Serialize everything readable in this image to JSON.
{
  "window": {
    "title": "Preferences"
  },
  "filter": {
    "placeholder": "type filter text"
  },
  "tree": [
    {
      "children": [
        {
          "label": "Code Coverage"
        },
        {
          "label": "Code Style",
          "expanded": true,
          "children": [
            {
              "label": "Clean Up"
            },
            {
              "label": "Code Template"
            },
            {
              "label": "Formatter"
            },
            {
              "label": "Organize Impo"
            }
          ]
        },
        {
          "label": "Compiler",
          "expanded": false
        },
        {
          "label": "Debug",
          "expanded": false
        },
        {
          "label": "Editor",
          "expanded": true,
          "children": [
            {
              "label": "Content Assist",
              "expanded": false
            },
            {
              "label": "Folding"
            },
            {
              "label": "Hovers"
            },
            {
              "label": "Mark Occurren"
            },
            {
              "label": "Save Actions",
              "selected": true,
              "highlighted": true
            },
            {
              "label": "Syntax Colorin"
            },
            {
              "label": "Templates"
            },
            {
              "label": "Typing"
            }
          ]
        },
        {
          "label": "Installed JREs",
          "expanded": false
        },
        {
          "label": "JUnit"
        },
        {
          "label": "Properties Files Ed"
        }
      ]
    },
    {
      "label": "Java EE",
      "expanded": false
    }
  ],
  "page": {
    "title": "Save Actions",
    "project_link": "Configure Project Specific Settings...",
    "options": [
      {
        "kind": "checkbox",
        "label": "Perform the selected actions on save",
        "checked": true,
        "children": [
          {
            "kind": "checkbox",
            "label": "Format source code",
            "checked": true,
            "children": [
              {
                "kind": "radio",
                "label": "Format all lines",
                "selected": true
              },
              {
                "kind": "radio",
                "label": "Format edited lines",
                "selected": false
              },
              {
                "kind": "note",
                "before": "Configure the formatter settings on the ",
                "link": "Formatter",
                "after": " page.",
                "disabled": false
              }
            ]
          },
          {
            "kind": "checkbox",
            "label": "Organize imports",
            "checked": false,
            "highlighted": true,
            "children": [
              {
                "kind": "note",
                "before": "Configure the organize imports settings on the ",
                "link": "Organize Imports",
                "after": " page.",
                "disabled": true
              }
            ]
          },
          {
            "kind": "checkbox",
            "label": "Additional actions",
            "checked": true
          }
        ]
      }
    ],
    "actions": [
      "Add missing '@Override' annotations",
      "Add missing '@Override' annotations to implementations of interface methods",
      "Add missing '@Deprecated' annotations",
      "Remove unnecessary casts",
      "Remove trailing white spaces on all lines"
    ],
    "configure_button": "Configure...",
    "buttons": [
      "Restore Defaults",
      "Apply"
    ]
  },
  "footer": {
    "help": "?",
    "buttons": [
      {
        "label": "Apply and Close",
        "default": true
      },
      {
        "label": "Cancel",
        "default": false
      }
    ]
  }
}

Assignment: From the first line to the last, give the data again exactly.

Solution:
Serialize everything readable in this image to JSON.
{
  "window": {
    "title": "Preferences"
  },
  "filter": {
    "placeholder": "type filter text"
  },
  "tree": [
    {
      "children": [
        {
          "label": "Code Coverage"
        },
        {
          "label": "Code Style",
          "expanded": true,
          "children": [
            {
              "label": "Clean Up"
            },
            {
              "label": "Code Template"
            },
            {
              "label": "Formatter"
            },
            {
              "label": "Organize Impo"
            }
          ]
        },
        {
          "label": "Compiler",
          "expanded": false
        },
        {
          "label": "Debug",
          "expanded": false
        },
        {
          "label": "Editor",
          "expanded": true,
          "children": [
            {
              "label": "Content Assist",
              "expanded": false
            },
            {
              "label": "Folding"
            },
            {
              "label": "Hovers"
            },
            {
              "label": "Mark Occurren"
            },
            {
              "label": "Save Actions",
              "selected": true,
              "highlighted": true
            },
            {
              "label": "Syntax Colorin"
            },
            {
              "label": "Templates"
            },
            {
              "label": "Typing"
            }
          ]
        },
        {
          "label": "Installed JREs",
          "expanded": false
        },
        {
          "label": "JUnit"
        },
        {
          "label": "Properties Files Ed"
        }
      ]
    },
    {
      "label": "Java EE",
      "expanded": false
    }
  ],
  "page": {
    "title": "Save Actions",
    "project_link": "Configure Project Specific Settings...",
    "options": [
      {
        "kind": "checkbox",
        "label": "Perform the selected actions on save",
        "checked": true,
        "children": [
          {
            "kind": "checkbox",
            "label": "Format source code",
            "checked": true,
            "children": [
              {
                "kind": "radio",
                "label": "Format all lines",
                "selected": true
              },
              {
                "kind": "radio",
                "label": "Format edited lines",
                "selected": false
              },
              {
                "kind": "note",
                "before": "Configure the formatter settings on the ",
                "link": "Formatter",
                "after": " page.",
                "disabled": false
              }
            ]
          },
          {
            "kind": "checkbox",
            "label": "Organize imports",
            "checked": false,
            "highlighted": true,
            "children": [
              {
                "kind": "note",
                "before": "Configure the organize imports settings on the ",
                "link": "Organize Imports",
                "after": " page.",
                "disabled": true
              }
            ]
          },
          {
            "kind": "checkbox",
            "label": "Additional actions",
            "checked": true
          }
        ]
      }
    ],
    "actions": [
      "Add missing '@Override' annotations",
      "Add missing '@Override' annotations to implementations of interface methods",
      "Add missing '@Deprecated' annotations",
      "Remove unnecessary casts",
      "Remove trailing white spaces on all lines"
    ],
    "configure_button": "Configure...",
    "buttons": [
      "Restore Defaults",
      "Apply"
    ]
  },
  "footer": {
    "help": "?",
    "buttons": [
      {
        "label": "Apply and Close",
        "default": true
      },
      {
        "label": "Cancel",
        "default": false
      }
    ]
  }
}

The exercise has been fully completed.